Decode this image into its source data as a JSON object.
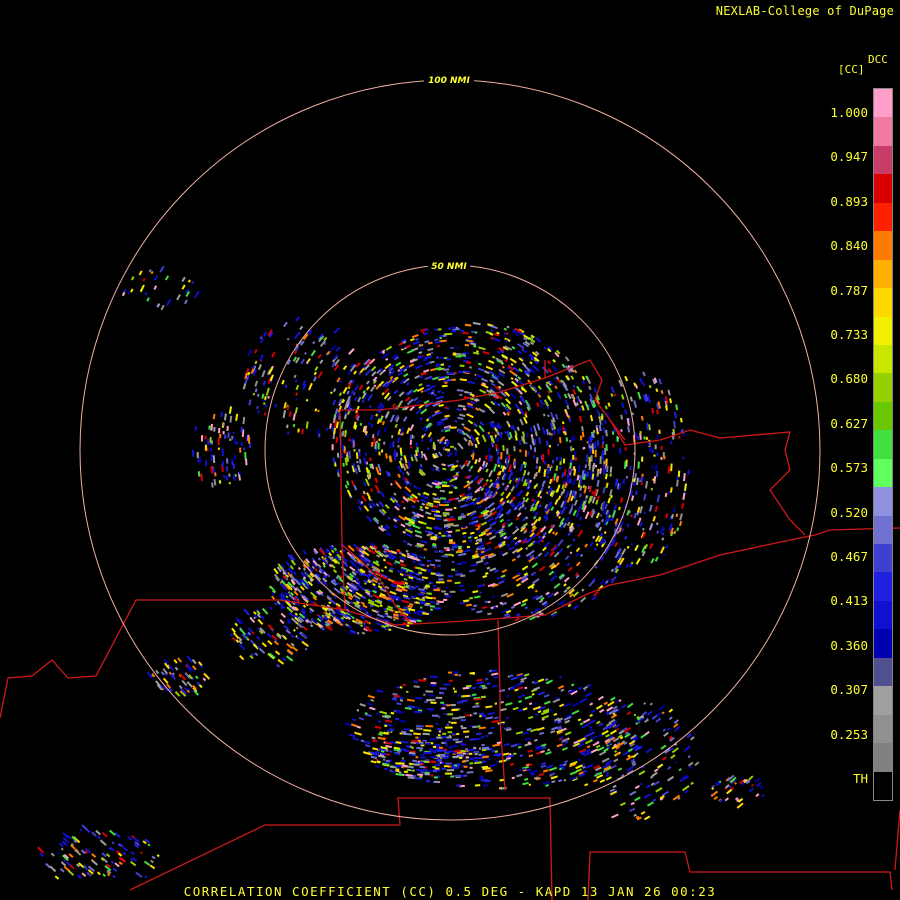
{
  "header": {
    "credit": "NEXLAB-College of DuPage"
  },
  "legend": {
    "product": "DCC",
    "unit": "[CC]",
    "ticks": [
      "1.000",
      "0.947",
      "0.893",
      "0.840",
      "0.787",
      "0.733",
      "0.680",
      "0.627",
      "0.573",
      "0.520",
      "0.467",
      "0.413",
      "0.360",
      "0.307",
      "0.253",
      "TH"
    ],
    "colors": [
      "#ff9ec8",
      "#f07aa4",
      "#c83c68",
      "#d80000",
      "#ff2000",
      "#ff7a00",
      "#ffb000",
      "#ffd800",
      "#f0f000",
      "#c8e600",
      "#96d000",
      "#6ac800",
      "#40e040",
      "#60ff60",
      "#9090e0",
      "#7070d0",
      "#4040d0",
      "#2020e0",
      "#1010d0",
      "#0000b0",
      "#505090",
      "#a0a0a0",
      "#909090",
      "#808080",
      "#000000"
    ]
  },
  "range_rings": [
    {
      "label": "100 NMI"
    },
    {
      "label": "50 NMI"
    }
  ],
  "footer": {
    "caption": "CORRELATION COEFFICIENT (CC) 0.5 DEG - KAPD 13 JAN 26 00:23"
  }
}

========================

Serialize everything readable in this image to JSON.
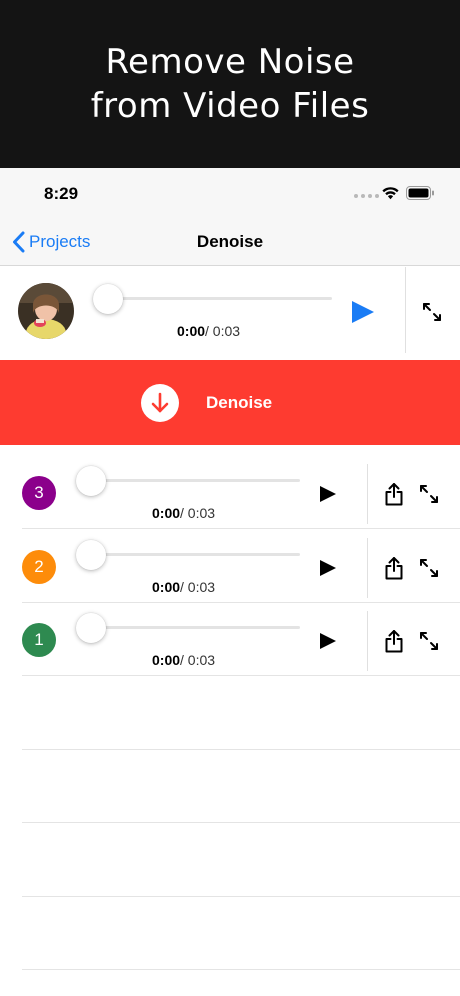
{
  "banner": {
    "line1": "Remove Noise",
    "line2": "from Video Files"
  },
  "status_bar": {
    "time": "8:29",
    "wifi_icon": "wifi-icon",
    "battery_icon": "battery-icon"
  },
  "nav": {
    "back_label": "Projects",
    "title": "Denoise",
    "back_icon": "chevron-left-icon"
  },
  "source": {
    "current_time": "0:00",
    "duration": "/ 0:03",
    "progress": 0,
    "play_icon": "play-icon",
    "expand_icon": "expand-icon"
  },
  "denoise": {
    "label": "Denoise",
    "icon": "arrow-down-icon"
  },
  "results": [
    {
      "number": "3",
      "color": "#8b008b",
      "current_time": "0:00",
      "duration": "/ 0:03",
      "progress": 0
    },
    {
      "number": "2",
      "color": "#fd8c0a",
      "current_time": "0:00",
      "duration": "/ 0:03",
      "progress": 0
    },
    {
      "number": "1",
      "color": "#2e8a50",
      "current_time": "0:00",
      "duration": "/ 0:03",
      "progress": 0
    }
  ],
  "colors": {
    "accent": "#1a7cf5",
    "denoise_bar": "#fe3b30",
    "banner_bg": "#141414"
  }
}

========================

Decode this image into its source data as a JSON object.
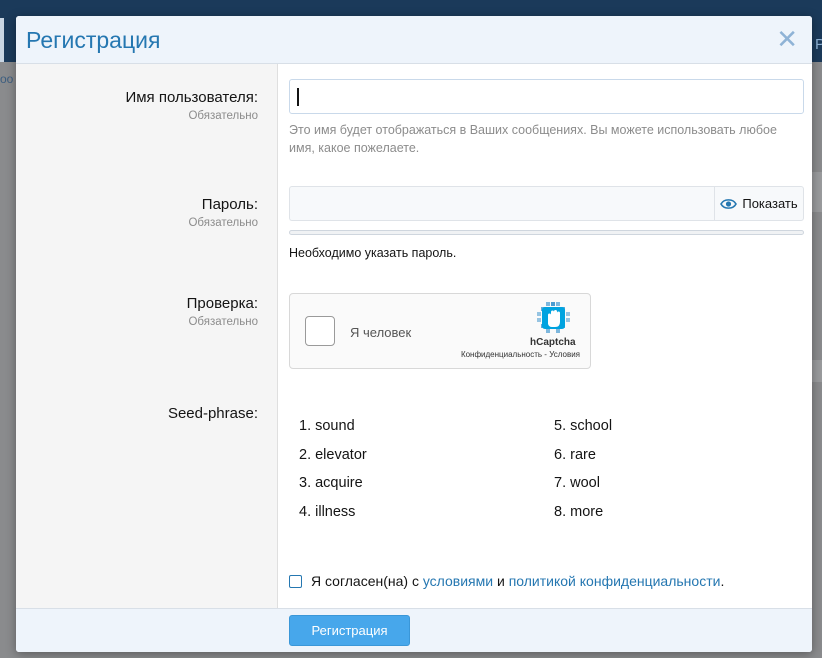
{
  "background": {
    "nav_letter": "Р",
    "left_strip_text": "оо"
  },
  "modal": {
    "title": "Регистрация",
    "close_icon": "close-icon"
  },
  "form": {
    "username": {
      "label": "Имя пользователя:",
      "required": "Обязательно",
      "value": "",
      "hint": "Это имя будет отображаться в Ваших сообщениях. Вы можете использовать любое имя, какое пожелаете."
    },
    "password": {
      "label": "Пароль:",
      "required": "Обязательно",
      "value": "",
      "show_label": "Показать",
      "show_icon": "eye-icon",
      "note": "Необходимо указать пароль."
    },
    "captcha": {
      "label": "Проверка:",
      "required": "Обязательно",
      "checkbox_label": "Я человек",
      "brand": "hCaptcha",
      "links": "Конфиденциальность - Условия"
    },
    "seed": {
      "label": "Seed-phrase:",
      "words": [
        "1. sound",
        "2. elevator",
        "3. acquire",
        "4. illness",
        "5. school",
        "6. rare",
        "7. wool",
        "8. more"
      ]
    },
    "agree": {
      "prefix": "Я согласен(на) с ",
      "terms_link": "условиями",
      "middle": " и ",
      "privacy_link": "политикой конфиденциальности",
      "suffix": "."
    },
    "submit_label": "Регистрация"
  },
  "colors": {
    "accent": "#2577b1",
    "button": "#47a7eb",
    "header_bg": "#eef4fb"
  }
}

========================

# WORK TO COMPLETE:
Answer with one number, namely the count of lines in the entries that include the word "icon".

# TASK SOLUTION:
8